Garda Commissioner Nóirín O’Sullivan retires from office

Garda chief says decision to step down was because of ‘unending cycle’ of investigations


Garda Commissioner Noirin O’Sullivan has announced she is retiring from the Garda today.

In a statement, Ms O’Sullivan said she was stepping down because of the “unending cycle” of investigations and inquiries meant she could not devote enough time to bring about the “deep cultural and structural” reforms required to modernise An Garda.

“The support for me to continue in the role is evident,” she said. “However, I devoted much of my summer break to considering if continuing would be the right thing to do. It has become clear, over the last year, that the core of my job is now about responding to an unending cycle of requests, questions, instructions and public hearings involving various agencies including the Public Accounts Committee, the Justice and Equality Committee, the Policing Authority, and various other inquiries, and dealing with inaccurate commentary surrounding all of these matters.

“They are all part of a new - and necessary - system of public accountability. But when a Commissioner is trying - as I’ve been trying - to implement the deep cultural and structural reform that is necessary to modernise and reform an organisation of 16,000 people and rectify the failures and mistakes of the past, the difficulty is that the vast majority of her time goes, not to implementing the necessary reforms and meeting the obvious policing and security challenges, but to dealing with this unending cycle.”

She added that she took pride in her work over 36 years of service “despite the unprecedented challenges, controversies and criticisms of the last few years”.

Ms O’Sullivan added that she was not leaving her role to take up another job but would instead take some time with her family. “I may decide to take on some other interesting and exciting challenge down the line,” she said.

Taoiseach Leo Varadkar said “crucial and essential” Garda reform would be discussed at Cabinet this week. Mr Varadkar praised Ms O’Sullivan’s service and said he wished her every success in the future. “As she said in her statement, her decision to retire is made in the best interests of An Garda Siochana and ensuring that it can focus on the extensive programme of reform that is now under way,” he said.

The Commissioner has recently faced opposition calls to step aside amid queries over how she dealt with officers inflating the number of breathalyser tests carried out. Ms O’Sullivan returned last week after a five-week leave of absence.

Minister for Justice Charlie Flanagan said he was appointing Deputy Commissioner Dónall Ó Cualáin Acting Commissioner with full powers with effect from midnight tonight.

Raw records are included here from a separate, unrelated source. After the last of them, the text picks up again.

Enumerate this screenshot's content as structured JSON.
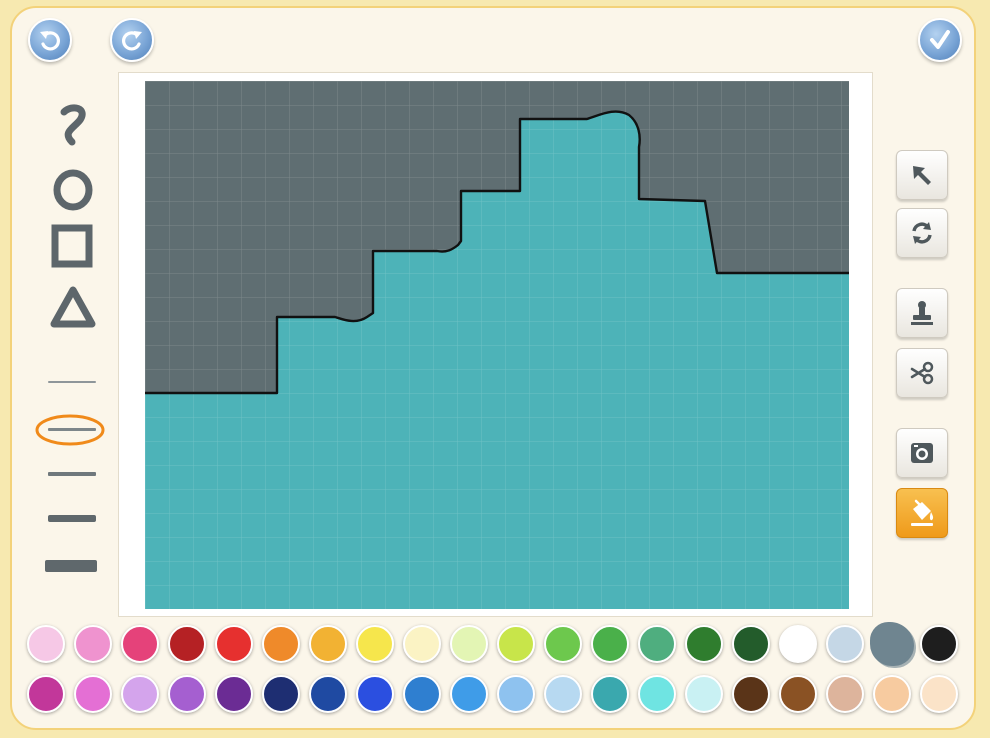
{
  "toolbar_top": {
    "undo_icon": "undo-arrow-icon",
    "redo_icon": "redo-arrow-icon",
    "done_icon": "checkmark-icon"
  },
  "canvas": {
    "background_color": "#5f6e72",
    "fill_color": "#4db3b8",
    "grid": true
  },
  "left_tools": {
    "shapes": [
      "freehand-icon",
      "ellipse-icon",
      "rectangle-icon",
      "triangle-icon"
    ],
    "line_widths": [
      "extra-thin",
      "thin",
      "medium",
      "thick",
      "extra-thick"
    ],
    "selected_line_width": "thin"
  },
  "right_tools": {
    "items": [
      "select-arrow-icon",
      "rotate-icon",
      "stamp-icon",
      "scissors-icon",
      "camera-icon",
      "paint-bucket-icon"
    ],
    "active": "paint-bucket-icon"
  },
  "palette": {
    "row1": [
      "#f6c8e6",
      "#ef93cf",
      "#e5427a",
      "#b52124",
      "#e6302f",
      "#ef8a2a",
      "#f2b233",
      "#f6e64c",
      "#fbf3c4",
      "#e3f5b4",
      "#c8e54a",
      "#6dc84d",
      "#4ab04a",
      "#4fae7f",
      "#2f7d2e",
      "#235c2b",
      "#ffffff",
      "#c5d7e6",
      "#6f8590",
      "#1e1e1e"
    ],
    "row2": [
      "#c2379a",
      "#e46fd4",
      "#d4a4ec",
      "#a55fd0",
      "#6b2c94",
      "#1e2e72",
      "#1f4aa2",
      "#2b4fe0",
      "#2f7fd0",
      "#3f9ce8",
      "#8ec2ef",
      "#b7d9f1",
      "#3aa8ae",
      "#6fe4e2",
      "#c9f1f3",
      "#5a3418",
      "#8a5224",
      "#ddb49c",
      "#f7cba0",
      "#fbe3c8"
    ],
    "selected": "#6f8590"
  }
}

“In the coming weeks I will consult with the chair of the Policing Authority about a process to identify and appoint a permanent Commissioner to An Garda Síochána, ” Mr Flanagan said.

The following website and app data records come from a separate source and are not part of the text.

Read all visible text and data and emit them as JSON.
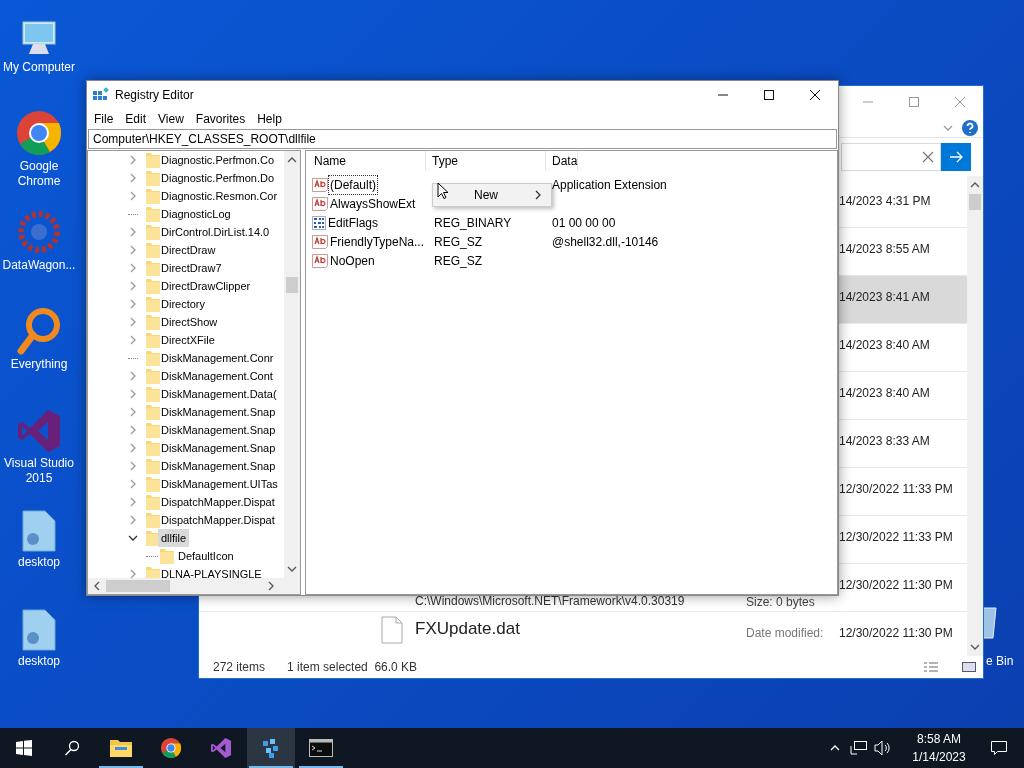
{
  "desktop_icons": [
    {
      "label": "My Computer",
      "kind": "computer"
    },
    {
      "label": "Google Chrome",
      "kind": "chrome"
    },
    {
      "label": "DataWagon...",
      "kind": "datawagon"
    },
    {
      "label": "Everything",
      "kind": "everything"
    },
    {
      "label": "Visual Studio 2015",
      "kind": "vs"
    },
    {
      "label": "desktop",
      "kind": "file"
    },
    {
      "label": "desktop",
      "kind": "file"
    }
  ],
  "recycle_bin": {
    "label": "e Bin"
  },
  "explorer": {
    "items": [
      {
        "date": "14/2023 4:31 PM",
        "selected": false
      },
      {
        "date": "14/2023 8:55 AM",
        "selected": false
      },
      {
        "date": "14/2023 8:41 AM",
        "selected": true
      },
      {
        "date": "14/2023 8:40 AM",
        "selected": false
      },
      {
        "date": "14/2023 8:40 AM",
        "selected": false
      },
      {
        "date": "14/2023 8:33 AM",
        "selected": false
      },
      {
        "date": "12/30/2022 11:33 PM",
        "selected": false
      },
      {
        "date": "12/30/2022 11:33 PM",
        "selected": false
      },
      {
        "date": "12/30/2022 11:30 PM",
        "path": "C:\\Windows\\Microsoft.NET\\Framework\\v4.0.30319",
        "size": "Size: 0 bytes",
        "selected": false
      },
      {
        "name": "FXUpdate.dat",
        "date_label": "Date modified:",
        "date": "12/30/2022 11:30 PM",
        "selected": false
      }
    ],
    "status": {
      "count": "272 items",
      "selection": "1 item selected  66.0 KB"
    }
  },
  "regedit": {
    "title": "Registry Editor",
    "menu": [
      "File",
      "Edit",
      "View",
      "Favorites",
      "Help"
    ],
    "address": "Computer\\HKEY_CLASSES_ROOT\\dllfile",
    "tree": [
      {
        "label": "Diagnostic.Perfmon.Co",
        "kind": "branch",
        "expanded": false,
        "selected": false
      },
      {
        "label": "Diagnostic.Perfmon.Do",
        "kind": "branch",
        "expanded": false,
        "selected": false
      },
      {
        "label": "Diagnostic.Resmon.Cor",
        "kind": "branch",
        "expanded": false,
        "selected": false
      },
      {
        "label": "DiagnosticLog",
        "kind": "leaf",
        "selected": false
      },
      {
        "label": "DirControl.DirList.14.0",
        "kind": "branch",
        "expanded": false,
        "selected": false
      },
      {
        "label": "DirectDraw",
        "kind": "branch",
        "expanded": false,
        "selected": false
      },
      {
        "label": "DirectDraw7",
        "kind": "branch",
        "expanded": false,
        "selected": false
      },
      {
        "label": "DirectDrawClipper",
        "kind": "branch",
        "expanded": false,
        "selected": false
      },
      {
        "label": "Directory",
        "kind": "branch",
        "expanded": false,
        "selected": false
      },
      {
        "label": "DirectShow",
        "kind": "branch",
        "expanded": false,
        "selected": false
      },
      {
        "label": "DirectXFile",
        "kind": "branch",
        "expanded": false,
        "selected": false
      },
      {
        "label": "DiskManagement.Conr",
        "kind": "leaf",
        "selected": false
      },
      {
        "label": "DiskManagement.Cont",
        "kind": "branch",
        "expanded": false,
        "selected": false
      },
      {
        "label": "DiskManagement.Data(",
        "kind": "branch",
        "expanded": false,
        "selected": false
      },
      {
        "label": "DiskManagement.Snap",
        "kind": "branch",
        "expanded": false,
        "selected": false
      },
      {
        "label": "DiskManagement.Snap",
        "kind": "branch",
        "expanded": false,
        "selected": false
      },
      {
        "label": "DiskManagement.Snap",
        "kind": "branch",
        "expanded": false,
        "selected": false
      },
      {
        "label": "DiskManagement.Snap",
        "kind": "branch",
        "expanded": false,
        "selected": false
      },
      {
        "label": "DiskManagement.UITas",
        "kind": "branch",
        "expanded": false,
        "selected": false
      },
      {
        "label": "DispatchMapper.Dispat",
        "kind": "branch",
        "expanded": false,
        "selected": false
      },
      {
        "label": "DispatchMapper.Dispat",
        "kind": "branch",
        "expanded": false,
        "selected": false
      },
      {
        "label": "dllfile",
        "kind": "branch",
        "expanded": true,
        "selected": true,
        "children": [
          {
            "label": "DefaultIcon",
            "selected": false
          }
        ]
      },
      {
        "label": "DLNA-PLAYSINGLE",
        "kind": "branch",
        "expanded": false,
        "selected": false
      }
    ],
    "columns": [
      "Name",
      "Type",
      "Data"
    ],
    "values": [
      {
        "name": "(Default)",
        "kind": "string",
        "data": "Application Extension",
        "focused": true
      },
      {
        "name": "AlwaysShowExt",
        "kind": "string",
        "focused": false
      },
      {
        "name": "EditFlags",
        "kind": "binary",
        "type": "REG_BINARY",
        "data": "01 00 00 00",
        "focused": false
      },
      {
        "name": "FriendlyTypeNa...",
        "kind": "string",
        "type": "REG_SZ",
        "data": "@shell32.dll,-10146",
        "focused": false
      },
      {
        "name": "NoOpen",
        "kind": "string",
        "type": "REG_SZ",
        "focused": false
      }
    ],
    "context_menu": [
      {
        "label": "New",
        "submenu": true
      }
    ]
  },
  "taskbar": {
    "apps": [
      {
        "kind": "explorer",
        "running": true,
        "active": false
      },
      {
        "kind": "chrome",
        "running": false,
        "active": false
      },
      {
        "kind": "vs",
        "running": false,
        "active": false
      },
      {
        "kind": "datawagon",
        "running": true,
        "active": true
      },
      {
        "kind": "terminal",
        "running": true,
        "active": false
      }
    ],
    "time": "8:58 AM",
    "date": "1/14/2023"
  }
}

He said he would brief the Government at the next Cabinet meeting.

He expressed his “sincere gratitude” to Commissioner O’Sullivan and acknowledged her public service over the past 36 years “which ranged from under-cover detective work in Dublin’s inner city in the 1980s to being appointed to the most senior position in the service in March 2014”.

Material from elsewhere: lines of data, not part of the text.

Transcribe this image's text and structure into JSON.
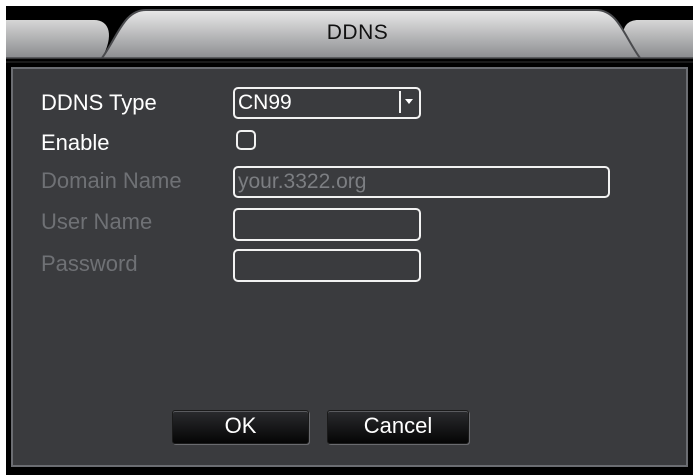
{
  "window": {
    "title": "DDNS"
  },
  "form": {
    "ddns_type": {
      "label": "DDNS Type",
      "value": "CN99"
    },
    "enable": {
      "label": "Enable",
      "checked": false
    },
    "domain_name": {
      "label": "Domain Name",
      "value": "your.3322.org"
    },
    "user_name": {
      "label": "User Name",
      "value": ""
    },
    "password": {
      "label": "Password",
      "value": ""
    }
  },
  "buttons": {
    "ok": "OK",
    "cancel": "Cancel"
  },
  "colors": {
    "panel": "#3a3b3e",
    "frame": "#000000",
    "label_active": "#ffffff",
    "label_disabled": "#6f7175",
    "field_border": "#f2f2f2"
  }
}
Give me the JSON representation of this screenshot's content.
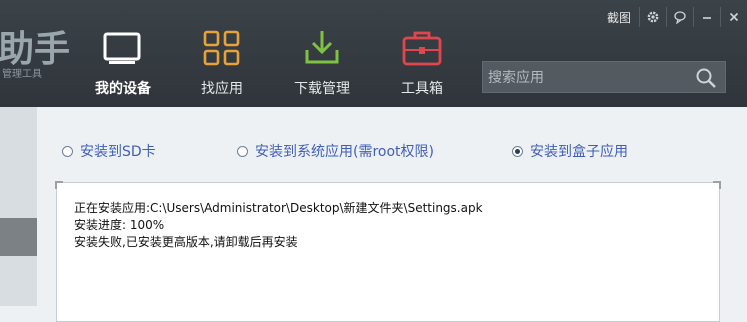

Ms O’Sullivan has dealt with a wide range of controversies since her appointment, including the recent controversy over inflated breath test figures, the Disclosures Tribunal chaired by Mr Justice Peter Charleton , a Public Accounts Committee investigation into financial mismanagement at Templemore Garda training college